A leaked letter obtained by the BBC detailed the proposal by the troika, which included other plans such as introducing a single rate statutory minimum wage, reducing regulatory burdens, creating flexible working schedules and eliminating restrictions on the minimum and maximum time between morning and afternoon shifts.
The BBC noted that the moves would “liberalise the labour market,” while MarketWatch added that Greek firms would still be able to comply with EU labour rules, which includes a directive that forbids workers from averaging more than 48 hours per week over a four-month period, even after the proposal was implemented.
Additionally, The Guardian also claimed that the troika had called for Greece’s national labour inspectorate to be radically reformed and put under European supervision.
In an interview with CNN on Wednesday, Greek economist Yanis Varoufakis however felt that the troika's diagnosis of Greece’s labour market was "utterly erroneous", but admitted that the message would be welcome by other eurozone electorates.
Varoufakis, a professor of economics at Athens University, added to Sky News that an extended working week "would not make any difference whatsoever" if it was introduced.
"Greece is an economy in depression – labour costs are very low, but what is even lower is demand for products.”

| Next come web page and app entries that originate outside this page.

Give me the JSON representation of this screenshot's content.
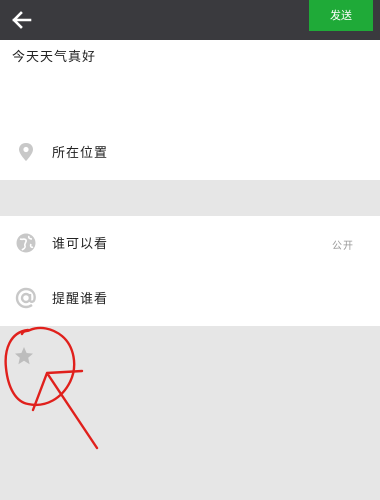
{
  "header": {
    "back_icon": "arrow-left-icon",
    "send_label": "发送",
    "send_color": "#1faa38",
    "bar_color": "#3a3a3e"
  },
  "compose": {
    "text": "今天天气真好"
  },
  "options": {
    "location": {
      "icon": "location-pin-icon",
      "label": "所在位置"
    },
    "visibility": {
      "icon": "globe-icon",
      "label": "谁可以看",
      "value": "公开"
    },
    "mention": {
      "icon": "at-icon",
      "label": "提醒谁看"
    }
  },
  "favorite": {
    "icon": "star-icon"
  },
  "annotation": {
    "color": "#e0201c",
    "shape": "hand-drawn circle with arrow"
  }
}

"Employers do not employ people simply because they fear there will not be any demand for their products… And the more they hear that wages will be going down in real terms, the more they fear that there won't be demand to make the world go round for them."